Which leaves the brand new box that is based on flash storage instead of disk storage, the Extreme Performance Appliance 4600, which Teradata says has "blazing speed for hyper-analytics." The company says that this is the first data warehouse appliance to rely solely on flash-based storage, and that the EPA 4600 can deliver up to a factor of 18X times improvement in decision support query rates compared to the Active EDW data warehouses using spinning disks, with average query times almost four times faster.
The Teradata 13.10 database release has been tweaked to know how to make best use of solid state disks and makes full use of the Teradata Active System Management workload and performance management tools for the appliance family.

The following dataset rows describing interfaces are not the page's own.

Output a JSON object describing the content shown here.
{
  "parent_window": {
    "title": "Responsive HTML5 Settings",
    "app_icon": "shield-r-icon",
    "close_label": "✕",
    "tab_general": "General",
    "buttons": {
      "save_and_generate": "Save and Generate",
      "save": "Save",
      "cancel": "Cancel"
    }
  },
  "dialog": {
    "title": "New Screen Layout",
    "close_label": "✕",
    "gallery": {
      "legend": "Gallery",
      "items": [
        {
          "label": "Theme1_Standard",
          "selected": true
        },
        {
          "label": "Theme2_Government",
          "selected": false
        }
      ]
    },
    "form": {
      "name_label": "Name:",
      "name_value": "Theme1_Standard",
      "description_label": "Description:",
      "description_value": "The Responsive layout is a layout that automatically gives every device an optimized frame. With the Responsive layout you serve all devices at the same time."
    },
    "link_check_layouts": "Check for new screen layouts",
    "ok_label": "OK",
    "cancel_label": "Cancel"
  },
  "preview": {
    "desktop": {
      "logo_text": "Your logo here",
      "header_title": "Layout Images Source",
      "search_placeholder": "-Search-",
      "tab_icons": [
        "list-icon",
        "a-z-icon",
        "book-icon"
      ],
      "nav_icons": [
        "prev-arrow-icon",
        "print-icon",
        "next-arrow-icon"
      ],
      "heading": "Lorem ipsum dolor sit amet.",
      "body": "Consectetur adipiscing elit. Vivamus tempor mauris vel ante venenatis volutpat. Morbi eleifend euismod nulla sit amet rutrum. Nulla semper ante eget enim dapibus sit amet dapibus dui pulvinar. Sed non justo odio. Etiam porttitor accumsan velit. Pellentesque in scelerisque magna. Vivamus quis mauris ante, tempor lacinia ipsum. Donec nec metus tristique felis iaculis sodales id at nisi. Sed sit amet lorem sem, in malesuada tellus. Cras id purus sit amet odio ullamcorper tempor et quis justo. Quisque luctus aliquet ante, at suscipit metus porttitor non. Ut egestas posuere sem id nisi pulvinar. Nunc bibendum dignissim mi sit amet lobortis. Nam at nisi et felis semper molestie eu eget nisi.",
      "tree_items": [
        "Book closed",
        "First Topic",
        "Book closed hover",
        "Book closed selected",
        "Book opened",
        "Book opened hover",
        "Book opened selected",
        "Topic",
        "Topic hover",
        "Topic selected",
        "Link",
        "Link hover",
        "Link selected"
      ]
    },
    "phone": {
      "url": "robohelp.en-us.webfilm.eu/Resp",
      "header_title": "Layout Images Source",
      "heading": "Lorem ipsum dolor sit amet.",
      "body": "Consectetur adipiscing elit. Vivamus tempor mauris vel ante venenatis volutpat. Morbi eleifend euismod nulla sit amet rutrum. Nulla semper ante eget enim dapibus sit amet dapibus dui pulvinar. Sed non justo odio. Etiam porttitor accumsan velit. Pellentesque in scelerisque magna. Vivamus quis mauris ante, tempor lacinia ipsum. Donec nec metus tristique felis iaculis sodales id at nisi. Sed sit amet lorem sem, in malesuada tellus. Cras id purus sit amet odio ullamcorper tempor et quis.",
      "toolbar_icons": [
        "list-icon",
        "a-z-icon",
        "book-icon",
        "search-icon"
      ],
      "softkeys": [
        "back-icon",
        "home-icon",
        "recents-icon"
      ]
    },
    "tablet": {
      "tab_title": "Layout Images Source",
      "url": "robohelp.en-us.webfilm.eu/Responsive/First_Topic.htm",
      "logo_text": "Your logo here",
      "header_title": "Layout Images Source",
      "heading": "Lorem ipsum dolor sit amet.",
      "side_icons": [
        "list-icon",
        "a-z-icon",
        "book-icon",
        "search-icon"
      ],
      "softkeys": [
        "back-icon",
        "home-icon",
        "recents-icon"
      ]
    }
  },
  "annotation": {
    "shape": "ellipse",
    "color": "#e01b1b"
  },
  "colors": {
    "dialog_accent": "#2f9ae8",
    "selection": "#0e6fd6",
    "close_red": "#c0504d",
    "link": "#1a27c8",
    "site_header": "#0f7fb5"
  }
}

The EPA 4600 has the redundant 10 Gigabit Ethernet backbone linking the server nodes and running the BYNET fault tolerant software stack. The server modes used in this appliance are based on the quad-core Xeon 5500 series processors, not the six-shooter 5600 series, for reasons that Teradata did not explain. The server nodes can have up to 96 GB of memory, four 450 GB disks (if you want to go there), and link out to SSD disk drives over 6 Gb/sec SAS links. Each server has four SAS links and can attach to a solid state disk tray that has eight 300 GB SSDs. Teradata has chosen Pliant Technology's Lightning flash drives (which come in 150 GB and 300 GB sizes and deliver 160,000 I/Os per second) and LSI's SAS controllers to attached them to the server nodes.
After formatting the 300 GB SSDs down considerably to extend their productive life, Teradata puts 24 drives in two trays, and carves them up into three segments to feed three different nodes. The user capacity per node is only 1 TB each with 40 per cent data compression activated, and 713 GB with no compression. That is giving back an awful lot of the capacity of the SSD drives, but customers want to get a lot of years out of their data warehouses.
A fully scaled EPA 4600 can give companies 17 TB of data space to chew on, but it can do it very fast thanks to the IOPs of the SSDs. The machine scales up to 24 nodes. The EPA 4600 only supports SLES 10, by the way.
The interesting thing that Teradata did not announce this morning is that it was putting flash drives into all of its various appliances to boost performance across the line. It is clear from the short-stroking on capacity that Teradata is using on SSDs (to borrow a phrase from the spinning disk industry) that the company does not yet fully trust the reliability of SSDs for long-term and heavy use, and rightly so since this technology has not been proven in the field under the kinds of conditions that data warehouses operate in.
It would not be surprising to see flash drives eventually embedded in all of Teradata's appliances. Especially if all of Teradata's rivals do it. Oracle is flash happy at the moment in its Exadata appliances, but is using flash to front-end disks and provide burst data rates to the server nodes that do the SQL crunching in the X2-8 warehouse. IBM is sprinkling SSDs from Fusion-io into its Smart Analytics System 5600 setups, also x64-based rack servers and the most similar boxes to what Teradata is peddling in the Blue appliance fleet.
The updated appliances will start shipping today. Teradata does not provide pricing on its data warehousing and analytics appliances, but Randy Lea, vice president of product marketing at Teradata, said that all of the appliances will have better bang for the buck and the company sliced its prices a bit on the base hardware, so this is not just a more oomph for the same dollars play. The biggest price cuts were on the DWA 2650 machines, according to Lea. If you want to see a rationalization of Teradata's TCO pricing methodology without any actual prices, check this out . ®